Touch screen keyboards have come a long way in terms of accuracy and usability with error correction, auto-complete, and predictions, but the fact remains that they are awkward to use. The problem is that current touch screen keyboards are nothing more than clever adaptations of the standard two-handed keyboards that we're used to, and they just don't quite work on such a small scale.
8Pen is an entirely new keyboard design, created from the ground up specifically for a small, touch screen interface. It incorporates a large center point for starting/ending words and letters. Letters and symbols are divided into four quadrants. You type by starting in the center, passing into the quadrant that contains the desired letter, and rotating either clockwise or counterclockwise through the number of quadrants equal to the position of the letter from the center. It sounds fairly complicated and takes a while to get used to, but given a bit of dedication to learning the foreign layout, the result is a very natural writing feel with loops and swirls.
We're not sure why Android phones don't come pre-installed with Google Voice.
Google Voice is the perfect companion for an Android phone. With a Google Voice account, you get your own dedicated phone number which you can then pair with your home phone, cell phone, work phone, etc so that people can contact through a single number, regardless of where you are. With the Google Voice Android app, you can ditch your cell carrier's voicemail service in place of Google Voice's visual voicemail, complete with voice to text transcripts.
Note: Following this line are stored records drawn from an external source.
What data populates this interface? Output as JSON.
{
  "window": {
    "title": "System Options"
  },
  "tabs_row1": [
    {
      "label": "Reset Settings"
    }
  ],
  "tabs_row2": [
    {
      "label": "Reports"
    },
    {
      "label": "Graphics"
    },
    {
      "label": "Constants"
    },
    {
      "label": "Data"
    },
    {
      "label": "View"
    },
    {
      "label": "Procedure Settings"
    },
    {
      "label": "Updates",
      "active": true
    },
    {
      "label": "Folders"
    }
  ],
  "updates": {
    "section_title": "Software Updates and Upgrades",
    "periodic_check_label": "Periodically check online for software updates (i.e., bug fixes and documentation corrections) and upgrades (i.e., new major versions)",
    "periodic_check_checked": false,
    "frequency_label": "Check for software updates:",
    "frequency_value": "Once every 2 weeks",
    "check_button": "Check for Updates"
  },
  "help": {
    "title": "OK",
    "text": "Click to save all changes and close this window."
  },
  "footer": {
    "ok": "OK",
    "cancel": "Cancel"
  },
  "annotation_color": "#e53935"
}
You can also place calls through Google Voice directly from your Android handset, and while this feature isn't particularly useful for domestic calls, international calls generally have significantly reduced rates and can even be free (for example, calls to Canada).
Chrome to Phone will grown on you – we guarantee it.
Chrome to Phone is another app directly from the minds of Google. Despite being a relatively simple app, it does require Android version 2.2 or higher. Chrome to Phone lets you send links and web pages from your PC to your phone in just a single click. It may not seem particularly useful at first, but take a moment to think about how many times you've downloaded a file to your computer just to copy it over to your phone immediately afterwards or how many times you've struggled to navigate to a website on your phone that you've previously found on your PC. You'll notice that the more you tinker with your phone, the more you'll grow to appreciate Chrome to Phone.
The next iteration of Android, version 2.3 (code name Gingerbread) is just around the corner, though as we've seen in the past with previous updates, some devices will get it sooner than others, and some won't get it at all. While it's still uncertain exactly which new features will be included, it appears that one of the core attributes of Gingerbread will be a makeover of Android's user interface. Upgrading the stock interface may tangentially help everyone; if this incentivizes headset manufacturers to stop customizing their own Android skins and themes, we see faster adoption rates for future updates in the future.
The biggest and perhaps most anticipated upgrade is integrated video chat built on top of the Google Talk platform. This should be a welcome alternative to the current video chat solutions offered by Qik. Integrated video chat support will encourage manufacturers to include front-facing cameras on more of their future phones. It's likely that by this time next year, front-facing cameras will be standard on all smartphones.
Other rumored updates include a makeover for various Google applications, improved social networking features, improved copy/paste functionality, support for near field communication, and upgraded streaming media support. Given the release of Google TV, it's likely that the 2.3 update will incorporate support for this new Google appliance.
Finally, Gingerbread is also rumored to include additional support for larger display sizes with resolutions up to WXGA (1280x800 or 1360x768). This indicates that Google supports the recent wave of interest in tablet devices.